::: DATA FOR THIS TASK :::

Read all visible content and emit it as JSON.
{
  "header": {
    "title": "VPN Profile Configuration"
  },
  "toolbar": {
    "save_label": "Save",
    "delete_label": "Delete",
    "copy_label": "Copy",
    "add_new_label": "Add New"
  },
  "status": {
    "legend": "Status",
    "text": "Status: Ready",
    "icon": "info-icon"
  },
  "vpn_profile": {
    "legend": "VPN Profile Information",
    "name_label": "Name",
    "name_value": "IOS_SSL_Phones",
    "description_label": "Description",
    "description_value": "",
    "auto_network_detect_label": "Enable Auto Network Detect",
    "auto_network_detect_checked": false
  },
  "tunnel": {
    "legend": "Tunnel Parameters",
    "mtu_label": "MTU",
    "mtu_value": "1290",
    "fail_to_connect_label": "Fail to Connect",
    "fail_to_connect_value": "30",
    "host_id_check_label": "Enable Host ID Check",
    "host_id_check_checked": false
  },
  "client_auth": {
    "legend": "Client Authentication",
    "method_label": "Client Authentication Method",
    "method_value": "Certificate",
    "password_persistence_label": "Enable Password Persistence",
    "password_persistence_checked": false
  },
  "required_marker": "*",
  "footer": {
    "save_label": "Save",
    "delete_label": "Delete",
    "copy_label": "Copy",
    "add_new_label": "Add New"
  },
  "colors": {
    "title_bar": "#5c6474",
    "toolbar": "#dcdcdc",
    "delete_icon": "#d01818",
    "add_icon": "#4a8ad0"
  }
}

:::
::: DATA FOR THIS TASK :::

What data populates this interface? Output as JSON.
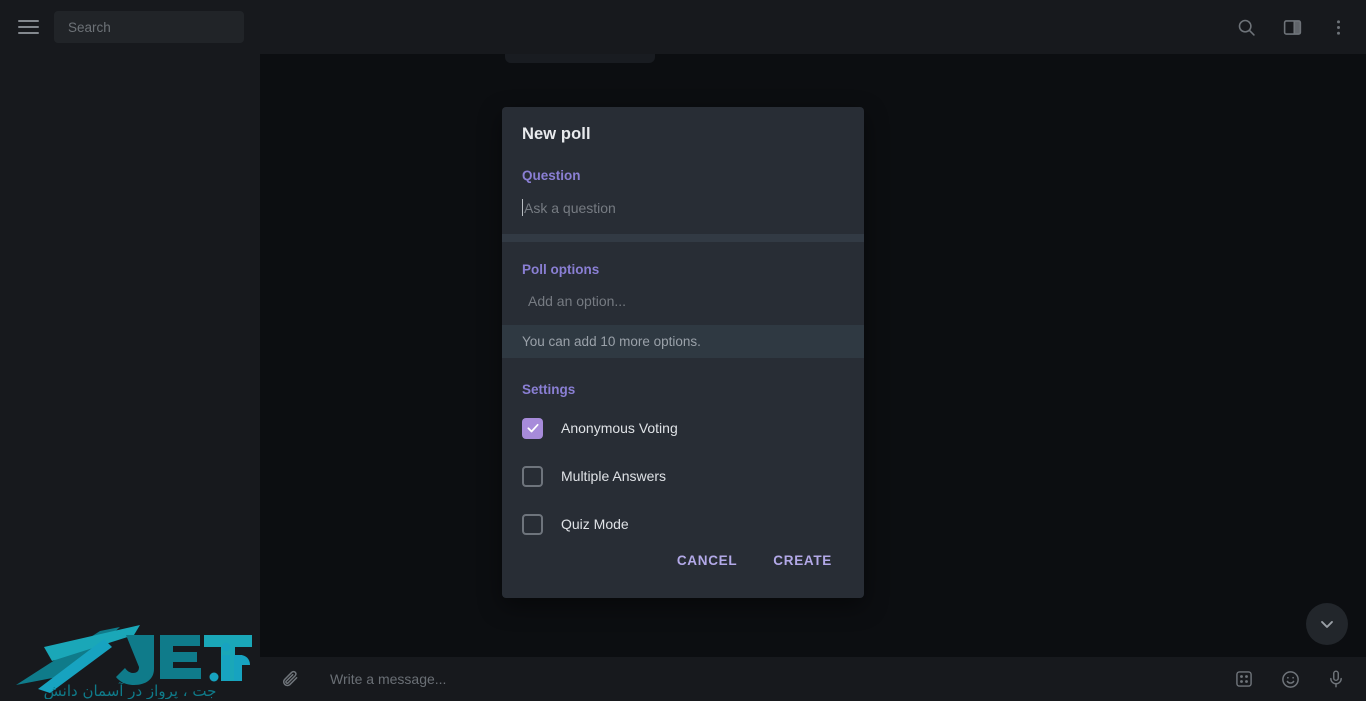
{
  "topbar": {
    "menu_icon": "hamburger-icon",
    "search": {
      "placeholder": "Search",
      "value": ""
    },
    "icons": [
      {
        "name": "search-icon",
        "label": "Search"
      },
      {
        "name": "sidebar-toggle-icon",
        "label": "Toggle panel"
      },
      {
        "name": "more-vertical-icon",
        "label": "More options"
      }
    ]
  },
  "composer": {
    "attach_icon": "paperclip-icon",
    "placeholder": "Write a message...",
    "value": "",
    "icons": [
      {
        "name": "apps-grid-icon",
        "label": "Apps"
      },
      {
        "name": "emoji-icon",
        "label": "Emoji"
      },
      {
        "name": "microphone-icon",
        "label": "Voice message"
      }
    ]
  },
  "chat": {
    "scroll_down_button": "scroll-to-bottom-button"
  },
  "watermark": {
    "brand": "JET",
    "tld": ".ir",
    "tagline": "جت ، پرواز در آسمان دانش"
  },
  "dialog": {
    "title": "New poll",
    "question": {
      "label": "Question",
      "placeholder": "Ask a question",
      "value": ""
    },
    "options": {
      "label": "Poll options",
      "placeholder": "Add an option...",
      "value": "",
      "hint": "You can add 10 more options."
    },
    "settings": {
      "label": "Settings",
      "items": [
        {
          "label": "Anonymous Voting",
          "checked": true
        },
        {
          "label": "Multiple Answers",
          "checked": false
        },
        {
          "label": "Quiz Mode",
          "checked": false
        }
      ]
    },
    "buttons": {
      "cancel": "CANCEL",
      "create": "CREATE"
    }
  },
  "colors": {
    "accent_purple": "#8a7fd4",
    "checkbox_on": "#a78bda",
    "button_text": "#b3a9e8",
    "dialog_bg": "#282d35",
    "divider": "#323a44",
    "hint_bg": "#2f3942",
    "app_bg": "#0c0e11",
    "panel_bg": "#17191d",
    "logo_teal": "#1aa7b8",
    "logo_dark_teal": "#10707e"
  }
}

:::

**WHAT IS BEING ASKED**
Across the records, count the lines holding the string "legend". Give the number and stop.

**RESULT OF THIS EXERCISE**
4